A proverb is a short, sententious saying, in the nature of a maxim, connoting a definite truth or suggestion by comparison.
Maria spoke in a sort of sententious wisdom which did not satisfy me at all.
He combined the realistic modern method with the bitter, ironical, sententious method of Thackeray.
"You can not always believe what you read," was the sententious rejoinder.
His sententious commonplaces were reported as so many oracular revelations dragged reluctantly from him.
I don't mean to be sententious, but this is the death-grapple that is coming.
"I was never corrupted," said the other, with a sententious gravity whose hypocrisy was palpable.

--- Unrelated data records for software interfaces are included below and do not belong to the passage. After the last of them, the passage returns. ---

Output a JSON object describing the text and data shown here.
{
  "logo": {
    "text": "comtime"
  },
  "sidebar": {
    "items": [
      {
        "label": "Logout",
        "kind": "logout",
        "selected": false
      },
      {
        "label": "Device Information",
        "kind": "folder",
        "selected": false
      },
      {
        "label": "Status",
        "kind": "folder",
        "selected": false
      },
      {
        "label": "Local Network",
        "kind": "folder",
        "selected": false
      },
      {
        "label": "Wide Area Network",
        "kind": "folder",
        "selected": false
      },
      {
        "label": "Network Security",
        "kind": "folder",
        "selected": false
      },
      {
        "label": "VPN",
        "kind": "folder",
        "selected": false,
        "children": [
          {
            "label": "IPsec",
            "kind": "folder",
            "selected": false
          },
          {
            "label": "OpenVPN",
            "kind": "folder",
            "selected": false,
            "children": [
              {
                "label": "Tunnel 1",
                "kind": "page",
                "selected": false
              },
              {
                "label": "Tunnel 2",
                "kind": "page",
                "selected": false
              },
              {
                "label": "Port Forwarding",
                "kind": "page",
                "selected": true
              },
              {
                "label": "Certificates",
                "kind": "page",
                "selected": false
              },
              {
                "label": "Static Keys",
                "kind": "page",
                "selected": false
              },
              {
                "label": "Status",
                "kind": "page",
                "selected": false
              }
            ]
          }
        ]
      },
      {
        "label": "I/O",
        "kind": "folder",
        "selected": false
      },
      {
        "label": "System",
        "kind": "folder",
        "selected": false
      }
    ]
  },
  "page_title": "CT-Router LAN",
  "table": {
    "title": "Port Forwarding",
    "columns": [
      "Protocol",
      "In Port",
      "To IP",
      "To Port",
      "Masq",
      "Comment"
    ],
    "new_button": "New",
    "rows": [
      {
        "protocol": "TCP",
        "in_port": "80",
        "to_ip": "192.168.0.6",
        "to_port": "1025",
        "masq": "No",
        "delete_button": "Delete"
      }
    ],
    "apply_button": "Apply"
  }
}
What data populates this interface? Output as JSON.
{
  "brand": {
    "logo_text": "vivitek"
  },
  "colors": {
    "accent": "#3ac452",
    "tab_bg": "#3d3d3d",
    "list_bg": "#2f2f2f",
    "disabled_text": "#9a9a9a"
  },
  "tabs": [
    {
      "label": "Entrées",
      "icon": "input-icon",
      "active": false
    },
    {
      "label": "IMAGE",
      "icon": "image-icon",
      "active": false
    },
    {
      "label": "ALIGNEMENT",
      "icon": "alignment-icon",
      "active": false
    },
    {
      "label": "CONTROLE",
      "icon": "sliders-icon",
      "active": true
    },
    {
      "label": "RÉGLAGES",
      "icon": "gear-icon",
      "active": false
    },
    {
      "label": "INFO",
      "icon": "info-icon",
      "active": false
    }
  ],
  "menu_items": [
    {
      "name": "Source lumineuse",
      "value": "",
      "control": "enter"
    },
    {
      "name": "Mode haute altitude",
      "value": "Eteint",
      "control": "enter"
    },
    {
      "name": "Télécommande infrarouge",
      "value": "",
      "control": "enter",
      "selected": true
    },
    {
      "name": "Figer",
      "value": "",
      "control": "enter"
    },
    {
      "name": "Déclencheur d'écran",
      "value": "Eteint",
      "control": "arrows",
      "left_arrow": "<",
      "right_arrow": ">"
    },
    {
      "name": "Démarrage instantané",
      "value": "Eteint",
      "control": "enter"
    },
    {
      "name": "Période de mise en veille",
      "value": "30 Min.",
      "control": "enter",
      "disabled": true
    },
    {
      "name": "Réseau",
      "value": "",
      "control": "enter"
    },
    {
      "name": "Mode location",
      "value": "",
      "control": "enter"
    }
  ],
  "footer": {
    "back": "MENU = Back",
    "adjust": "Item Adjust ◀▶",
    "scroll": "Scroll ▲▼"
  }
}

His language has the richness and sententious fullness of the Chinese.
Some conversation next succeeded, delivered in brief, sententious remarks, when the old chief again turned to us.
"Grieved to hear it, Mr. Carew," was the grave, sententious reply.
mid-15c., "full of meaning," from Middle French sententieux, from Latin sententiosus "full of meaning, pithy," from sententia "thought; expression of a thought" (see sentence (n.)). Meaning "addicted to pompous moralizing" first recorded 1590s. Related: Sententiously; sententiousness.